Importance: Fetal ultrasonography is essential for confirmation of gestational age (GA), and accurate GA assessment is important for providing appropriate care throughout pregnancy and for identifying complications, including fetal growth disorders. Derivation of GA from manual fetal biometry measurements (ie, head, abdomen, and femur) is operator dependent and time-consuming. Objective: To develop artificial intelligence (AI) models to estimate GA with higher accuracy and reliability, leveraging standard biometry images and fly-to ultrasonography videos. Design, Setting, and Participants: To improve GA estimates, this diagnostic study used AI to interpret standard plane ultrasonography images and fly-to ultrasonography videos, which are 5- to 10-second videos that can be automatically recorded as part of the standard of care before the still image is captured. Three AI models were developed and validated: (1) an image model using standard plane images, (2) a video model using fly-to videos, and (3) an ensemble model (combining both image and video models). The models were trained and evaluated on data from the Fetal Age Machine Learning Initiative (FAMLI) cohort, which included participants from 2 study sites at Chapel Hill, North Carolina (US), and Lusaka, Zambia. Participants were eligible to be part of this study if they received routine antenatal care at 1 of these sites, were aged 18 years or older, had a viable intrauterine singleton pregnancy, and could provide written consent. They were not eligible if they had known uterine or fetal abnormality, or had any other conditions that would make participation unsafe or complicate interpretation. Data analysis was performed from January to July 2022. Main Outcomes and Measures: The primary analysis outcome for GA was the mean difference in absolute error between the GA model estimate and the clinical standard estimate, with the ground truth GA extrapolated from the initial GA estimated at an initial examination. Results: Of the total cohort of 3842 participants, data were calculated for a test set of 404 participants with a mean (SD) age of 28.8 (5.6) years at enrollment. All models were statistically superior to standard fetal biometry–based GA estimates derived from images captured by expert sonographers.

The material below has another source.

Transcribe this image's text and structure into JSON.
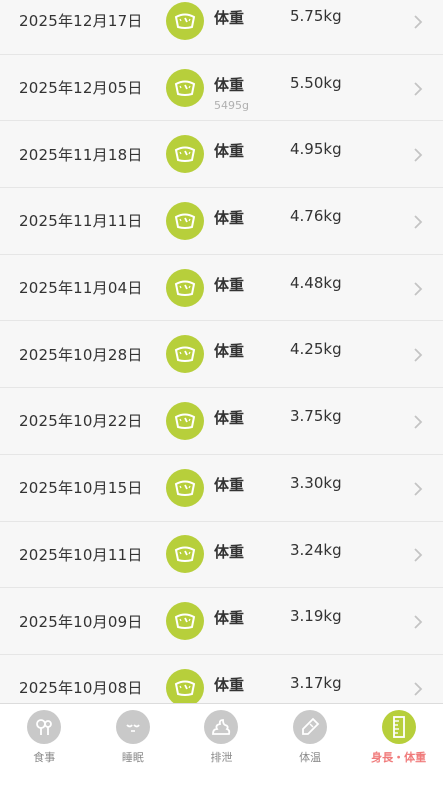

The ensemble model had the lowest mean absolute error compared with the clinical standard fetal biometry (mean [SD] difference, −1.51 [3.96] days; 95% CI, −1.90 to −1.10 days). All 3 models outperformed standard biometry by a more substantial margin on fetuses that were predicted to be small for their GA. Conclusions and Relevance: These findings suggest that AI models have the potential to empower trained operators to estimate GA with higher accuracy.